- It was perhaps the most imposing ceremony of the kind ever witnessed in New York.
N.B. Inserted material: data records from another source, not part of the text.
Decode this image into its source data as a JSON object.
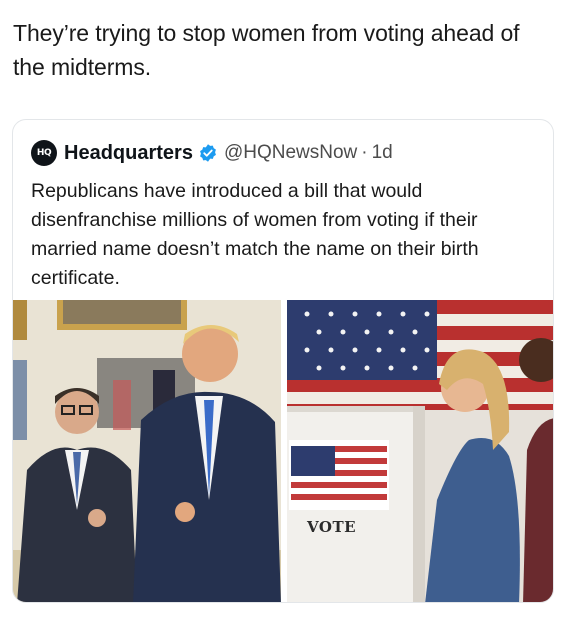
{
  "post": {
    "text": "They’re trying to stop women from voting ahead of the midterms."
  },
  "quoted_tweet": {
    "avatar_text": "HQ",
    "display_name": "Headquarters",
    "verified_icon": "verified-badge-icon",
    "handle": "@HQNewsNow",
    "separator": "·",
    "time": "1d",
    "body": "Republicans have introduced a bill that would disenfranchise millions of women from voting if their married name doesn’t match the name on their birth certificate.",
    "media": {
      "left_image": "photo-two-men-in-suits-thumbs-up",
      "right_image": "photo-woman-at-voting-booth",
      "booth_sign_text": "VOTE"
    }
  },
  "colors": {
    "verified_blue": "#1d9bf0",
    "text_primary": "#0f1419",
    "text_secondary": "#4c4c4c",
    "card_border": "#e3e6e9"
  }
}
Eight bishops and nearly 200 priests took part in the services. . . The courts and other public offices were closed on the day of the funeral, and resolutions of sorrow and condolence were passed by the State Legislature
- While he was a complicated and pretty unlikeable character, Hughes did have a lasting impact on NYC. In addition to consecrating Calvary Cemetery and founding the school that became Fordham, where I lived in a dorm named after him and walked by a statue of him every day, he also was behind a lot of northward development in Manhattan.
- Back in the day, the city’s population was concentrated in lower Manhattan, like the Village and below.
- But John Hughes felt that the city would grow northward, and he insisted on building St. Patrick’s Cathedral on 5th Avenue and 50th street.
- (We talked about the cathedral a bit in the Renwick Smallpox Hospital episodes, since it was designed by James Renwick, Jr., but just a reminder, it’s now one of the top tourist attractions in NYC.)
- He laid the cornerstone in 1858, and people mocked him for building a church in such a rural area.
- Newspapers called the church “Hughes Folly”
- But Hughes was right–eventually, the city grew up around the cathedral, and it ended up being a really great location
- Hughes had been buried in Old St. Patrick’s Cathedral, which is in Soho, but in 1882, his body was disinterred and put into the crypt in the new St. Patrick’s Cathedral
Sources consulted RE:
Check out the rest of the sources in the shownotes for Calvary Cemetery Part 1.
Books RE: Archbishop John Hughes and Calvary Cemetery
A History of St. John’s College, Fordham, NY (1891): https://archive.org/details/historyofstjohns00taafrich/page/46/mode/2up
Life of the Most Reverend John Hughes by John R. G. Hassard (1866):
Atlas and directory to the plots and grounds of Calvary cemetery (1886):
The Leonard manual of the cemeteries of New York and vicinity 1 edition (1901):
The visitor’s guide to Calvary cemetery, with map and illustrations (1876):
Websites RE: Archbishop John Hughes and Calvary Cemetery
Story of Mohawk ironworkers: http://www.whitewolfpack.com/2012/09/the-mohawks-who-built-manhattan-photos.html
Mohawk Tribe Facts, History, and Culture
The Top 10 Secrets of NYC’s Calvary Cemetery in Queens, the Largest in the US
Queenswalk: Calvary Cemetery
There Are More People Who Are Dead Than Alive in Queens
From Da Bronx to Eternity
Manhattan’s Art of the Dead
INTERVIEW: Meet Mary French, the woman archiving New York City’s 140 cemeteries
St. Raphael’s R.C. Church
Listen to the Ouija board series:
- Ouija Boards Part 1 – Planchette and Automatic Writing
- Helen Peters and Ouida / Invention (Ouija Boards Part 2)
- William Fuld (Ouija Boards Part 3)
- 19th Century Ouija Board Stories / Early Ouijamania (Ouija Boards Part 4)
- Victorian Egyptomania (Ouija Boards Part 5)
- Ouija after World War I (Ouija Boards Part 6)
- 1920s Ouijamania (Ouija Boards Part 7)
- More 1920s Ouija Board Stories (Ouija Boards Part 8)
- Kill Daddy: The Turley Ouija Board Murder (Ouija Boards Part 9)
Don’t miss our past episodes:
- The Renwick Ruin:
- Playing the Ghost in 19th Century Australia
- Investigating the Hawthorne Hotel:
- Quinta da Regaleira Symbolism: The Occult Mysteries of a Portugese Palace and Garden
- Thomas Edison’s Spirit Telegraph
- The Cult of Santa Muerte, aka Saint Death
- The Haunted Grove Park Inn, Asheville, North Carolina
- Haunted Asheville, North Carolina
- New York City Potter’s Fields
- Calvary Cemetery, Queens, New York (Part 1)
Buried Secrets Podcast Newsletter
Join the newsletter to receive the latest updates in your inbox.